U.S. Army General John Campbell fell short of squarely acknowledging U.S. responsibility for an air strike that killed 22 people in an Afghan hospital run by aid group Medecins Sans Frontieres (MSF) on Saturday.
MSF reiterated its call for an independent investigation into the incident, though the White House said on Monday it was confident ongoing probes by the U.S. military, NATO, and Afghan security officials would provide a full account of the circumstances surrounding the strike.
Campbell said U.S. forces were not under direct fire in the incident and the air strike had not been called on their behalf, contrary to previous statements from the U.S. military.
"We have now learned that on October 3 Afghan forces advised that they were taking fire from enemy positions and asked for air support from U.S. forces," Campbell said in a briefing with reporters. "An air strike was then called to eliminate the Taliban threat, and several civilians were accidentally struck."
In a statement on Monday, MSF General Director Christopher Stokes said Campbell's comments amounted to trying to pass responsibility for the strike to the Afghan government.
"The reality is the U.S. dropped those bombs," the statement said. "The U.S. hit a huge hospital full of wounded patients and MSF staff. The U.S. military remains responsible for the targets it hits, even though it is part of a coalition. There can be no justification for this horrible attack."
U.S. Army Brigadier General Richard Kim is the senior investigator on the incident and is in Kunduz now, Campbell said. The White House said NATO will also conduct its own investigation, in addition to a third, joint probe by the U.S. military and Afghan security officials.
"If errors were committed, we'll acknowledge them," Campbell said. "We'll hold those responsible accountable, and we'll take steps to ensure mistakes are not repeated."
Responding to earlier calls by MSF for an international probe, Campbell did not close the door to an outside investigation.
"If there's other investigations out there that need to go on, I'll make sure that we coordinate those as well," Campbell said.
White House spokesman Josh Earnest said on Monday that President Barack Obama has confidence in the three investigations to provide a "full accounting."

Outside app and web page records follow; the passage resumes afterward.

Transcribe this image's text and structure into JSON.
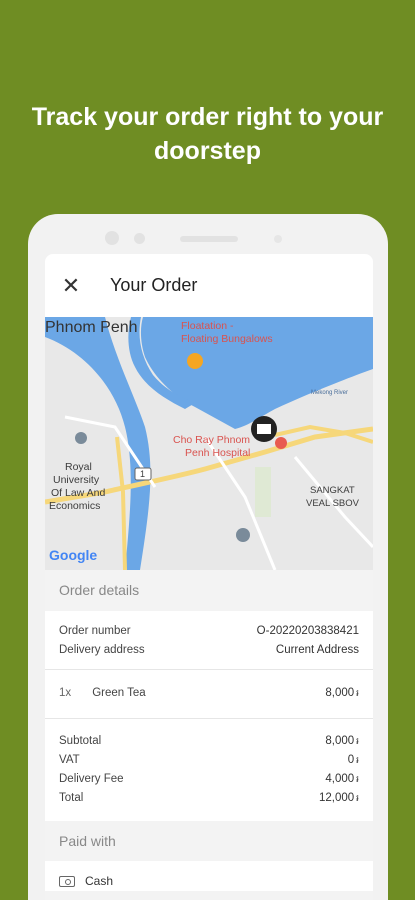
{
  "headline": "Track your order right to your doorstep",
  "app_bar": {
    "title": "Your Order",
    "close_icon": "close-icon"
  },
  "map": {
    "city_label": "Phnom Penh",
    "labels": {
      "floatation_1": "Floatation -",
      "floatation_2": "Floating Bungalows",
      "river": "Mekong River",
      "hospital_1": "Cho Ray Phnom",
      "hospital_2": "Penh Hospital",
      "university_1": "Royal",
      "university_2": "University",
      "university_3": "Of Law And",
      "university_4": "Economics",
      "sangkat_1": "SANGKAT",
      "sangkat_2": "VEAL SBOV",
      "road_number": "1",
      "google": "Google"
    },
    "colors": {
      "water": "#6ba7e6",
      "road": "#f6d77a",
      "land": "#e8e8e8"
    }
  },
  "order_details": {
    "section_title": "Order details",
    "order_number_label": "Order number",
    "order_number_value": "O-20220203838421",
    "delivery_address_label": "Delivery address",
    "delivery_address_value": "Current Address",
    "items": [
      {
        "qty": "1x",
        "name": "Green Tea",
        "price": "8,000",
        "currency": "៛"
      }
    ],
    "summary": {
      "subtotal_label": "Subtotal",
      "subtotal_value": "8,000",
      "vat_label": "VAT",
      "vat_value": "0",
      "delivery_fee_label": "Delivery Fee",
      "delivery_fee_value": "4,000",
      "total_label": "Total",
      "total_value": "12,000",
      "currency": "៛"
    }
  },
  "payment": {
    "section_title": "Paid with",
    "method": "Cash",
    "method_icon": "cash-icon"
  },
  "colors": {
    "background": "#6f8d23",
    "phone": "#f2f2f2",
    "pin_red": "#e85b50",
    "pin_orange": "#f5a623"
  }
}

"His expectation is that details won't be...whitewashed...so that if it's necessary to take steps to prevent something like this from ever happening again, that those reforms are implemented promptly and effectively," Earnest said.
Campbell declined to comment on whether the United States had called a pause to air strikes, but said he had not suspended "train, advise, and assist" support from U.S. forces to the Afghans.
Campbell said he expected a preliminary report on the incident "very shortly, in the next couple of days."
Additional reporting by Julia Edwards and Roberta Rampton in Washington; Editing by Bill Trott, Jonathan Oatis and Chizu Nomiyama